• **Problem to work on**:
Can you find the lines of the listing that include "value" and copy every one?

• **Records for the exercise**:
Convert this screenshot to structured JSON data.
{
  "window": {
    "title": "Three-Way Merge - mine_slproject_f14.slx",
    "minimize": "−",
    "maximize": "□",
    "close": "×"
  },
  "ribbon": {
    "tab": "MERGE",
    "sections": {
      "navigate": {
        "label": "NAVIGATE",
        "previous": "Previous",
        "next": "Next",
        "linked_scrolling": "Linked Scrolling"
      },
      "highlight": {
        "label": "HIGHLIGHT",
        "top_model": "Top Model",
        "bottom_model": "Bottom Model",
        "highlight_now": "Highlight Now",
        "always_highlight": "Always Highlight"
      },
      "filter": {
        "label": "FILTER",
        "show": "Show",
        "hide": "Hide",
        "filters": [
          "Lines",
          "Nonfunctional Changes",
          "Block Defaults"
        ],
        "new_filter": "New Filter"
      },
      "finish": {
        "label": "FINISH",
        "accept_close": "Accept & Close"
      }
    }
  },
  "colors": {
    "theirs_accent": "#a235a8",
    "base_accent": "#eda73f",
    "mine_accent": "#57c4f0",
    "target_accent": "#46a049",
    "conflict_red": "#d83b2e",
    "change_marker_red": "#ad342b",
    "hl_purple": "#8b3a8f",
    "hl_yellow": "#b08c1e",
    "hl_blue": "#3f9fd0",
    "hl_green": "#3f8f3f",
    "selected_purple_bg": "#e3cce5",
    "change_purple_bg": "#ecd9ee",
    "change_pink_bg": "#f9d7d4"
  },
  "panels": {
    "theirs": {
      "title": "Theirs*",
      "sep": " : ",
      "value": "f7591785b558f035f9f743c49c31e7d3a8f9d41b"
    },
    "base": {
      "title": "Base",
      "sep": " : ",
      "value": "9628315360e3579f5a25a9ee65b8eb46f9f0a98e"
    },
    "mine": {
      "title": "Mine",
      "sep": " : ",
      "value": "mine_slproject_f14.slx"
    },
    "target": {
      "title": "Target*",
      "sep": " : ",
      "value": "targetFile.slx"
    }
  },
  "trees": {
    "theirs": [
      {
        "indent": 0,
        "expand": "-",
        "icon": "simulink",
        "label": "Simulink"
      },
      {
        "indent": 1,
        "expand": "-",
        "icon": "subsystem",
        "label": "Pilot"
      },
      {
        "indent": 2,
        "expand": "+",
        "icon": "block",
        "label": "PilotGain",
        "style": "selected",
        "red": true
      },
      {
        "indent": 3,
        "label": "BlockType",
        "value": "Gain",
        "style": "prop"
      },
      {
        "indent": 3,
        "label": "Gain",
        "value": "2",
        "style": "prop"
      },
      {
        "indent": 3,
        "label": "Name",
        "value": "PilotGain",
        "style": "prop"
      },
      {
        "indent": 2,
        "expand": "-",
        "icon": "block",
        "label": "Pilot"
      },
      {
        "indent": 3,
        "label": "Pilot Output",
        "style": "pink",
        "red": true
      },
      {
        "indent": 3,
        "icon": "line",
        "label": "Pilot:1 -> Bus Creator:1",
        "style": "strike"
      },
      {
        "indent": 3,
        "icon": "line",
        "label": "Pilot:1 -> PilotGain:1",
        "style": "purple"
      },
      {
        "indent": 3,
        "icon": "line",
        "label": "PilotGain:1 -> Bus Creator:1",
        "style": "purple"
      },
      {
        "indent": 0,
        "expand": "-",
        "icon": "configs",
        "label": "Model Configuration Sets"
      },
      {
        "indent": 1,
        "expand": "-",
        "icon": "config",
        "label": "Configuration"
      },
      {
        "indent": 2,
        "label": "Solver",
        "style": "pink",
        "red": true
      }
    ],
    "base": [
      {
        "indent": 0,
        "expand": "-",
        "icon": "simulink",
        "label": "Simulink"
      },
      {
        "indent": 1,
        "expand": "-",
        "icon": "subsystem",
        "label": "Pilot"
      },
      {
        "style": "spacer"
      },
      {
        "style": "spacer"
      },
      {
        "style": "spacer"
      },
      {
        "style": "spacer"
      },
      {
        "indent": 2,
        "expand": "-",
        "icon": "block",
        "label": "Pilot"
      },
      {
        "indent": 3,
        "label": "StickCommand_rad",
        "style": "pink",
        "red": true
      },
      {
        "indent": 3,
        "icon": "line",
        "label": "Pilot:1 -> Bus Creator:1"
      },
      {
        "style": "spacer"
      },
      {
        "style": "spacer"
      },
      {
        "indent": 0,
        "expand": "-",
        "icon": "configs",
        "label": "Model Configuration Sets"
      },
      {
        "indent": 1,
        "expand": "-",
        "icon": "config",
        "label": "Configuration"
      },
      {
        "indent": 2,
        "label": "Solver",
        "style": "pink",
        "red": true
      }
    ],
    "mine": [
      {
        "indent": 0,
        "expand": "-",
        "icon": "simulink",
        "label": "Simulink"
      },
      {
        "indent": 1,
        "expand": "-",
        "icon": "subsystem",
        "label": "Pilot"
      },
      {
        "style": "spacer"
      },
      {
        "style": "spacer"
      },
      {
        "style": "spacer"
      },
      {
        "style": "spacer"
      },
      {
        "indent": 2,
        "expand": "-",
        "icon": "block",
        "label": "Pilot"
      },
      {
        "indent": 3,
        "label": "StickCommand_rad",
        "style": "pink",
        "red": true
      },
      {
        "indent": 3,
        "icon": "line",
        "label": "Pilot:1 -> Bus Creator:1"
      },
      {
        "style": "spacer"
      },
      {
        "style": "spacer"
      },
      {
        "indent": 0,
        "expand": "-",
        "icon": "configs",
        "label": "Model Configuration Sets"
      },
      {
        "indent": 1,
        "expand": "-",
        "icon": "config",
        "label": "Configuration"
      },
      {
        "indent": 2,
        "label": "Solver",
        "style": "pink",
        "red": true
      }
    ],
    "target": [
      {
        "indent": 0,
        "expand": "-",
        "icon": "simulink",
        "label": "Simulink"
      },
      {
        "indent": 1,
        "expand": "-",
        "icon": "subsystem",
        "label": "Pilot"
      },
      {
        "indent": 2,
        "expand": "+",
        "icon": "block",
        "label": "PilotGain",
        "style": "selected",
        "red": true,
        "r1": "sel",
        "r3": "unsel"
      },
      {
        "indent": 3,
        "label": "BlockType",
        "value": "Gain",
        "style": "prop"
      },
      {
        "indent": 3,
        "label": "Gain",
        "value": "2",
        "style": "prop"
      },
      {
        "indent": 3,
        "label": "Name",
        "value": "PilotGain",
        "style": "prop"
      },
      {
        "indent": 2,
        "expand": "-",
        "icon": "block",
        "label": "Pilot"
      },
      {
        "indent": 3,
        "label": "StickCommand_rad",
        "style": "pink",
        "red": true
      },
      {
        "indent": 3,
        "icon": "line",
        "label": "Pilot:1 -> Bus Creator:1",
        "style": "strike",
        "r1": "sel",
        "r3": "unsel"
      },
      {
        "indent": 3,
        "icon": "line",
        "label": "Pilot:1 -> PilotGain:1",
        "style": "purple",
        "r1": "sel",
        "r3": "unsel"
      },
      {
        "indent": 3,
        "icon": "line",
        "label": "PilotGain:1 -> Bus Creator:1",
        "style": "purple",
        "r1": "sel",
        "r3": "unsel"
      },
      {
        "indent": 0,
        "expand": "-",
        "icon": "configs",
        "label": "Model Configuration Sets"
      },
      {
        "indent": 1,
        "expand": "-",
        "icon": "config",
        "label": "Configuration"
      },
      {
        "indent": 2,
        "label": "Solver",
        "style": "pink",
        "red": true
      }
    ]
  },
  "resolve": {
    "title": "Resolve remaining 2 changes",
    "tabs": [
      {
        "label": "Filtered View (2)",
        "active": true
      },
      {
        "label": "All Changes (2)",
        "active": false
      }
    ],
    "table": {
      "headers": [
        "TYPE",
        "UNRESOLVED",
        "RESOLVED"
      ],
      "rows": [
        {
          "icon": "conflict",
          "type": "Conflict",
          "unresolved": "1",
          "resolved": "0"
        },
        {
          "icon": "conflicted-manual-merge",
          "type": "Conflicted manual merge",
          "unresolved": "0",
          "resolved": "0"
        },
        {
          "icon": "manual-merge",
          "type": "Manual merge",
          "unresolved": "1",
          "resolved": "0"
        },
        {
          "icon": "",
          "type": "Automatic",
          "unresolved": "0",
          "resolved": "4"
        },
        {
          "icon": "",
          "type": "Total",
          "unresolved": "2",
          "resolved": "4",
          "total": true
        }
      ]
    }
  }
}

• **Output for this exercise**:
      "value": "f7591785b558f035f9f743c49c31e7d3a8f9d41b"
      "value": "9628315360e3579f5a25a9ee65b8eb46f9f0a98e"
      "value": "mine_slproject_f14.slx"
      "value": "targetFile.slx"
        "value": "Gain",
        "value": "2",
        "value": "PilotGain",
        "value": "Gain",
        "value": "2",
        "value": "PilotGain",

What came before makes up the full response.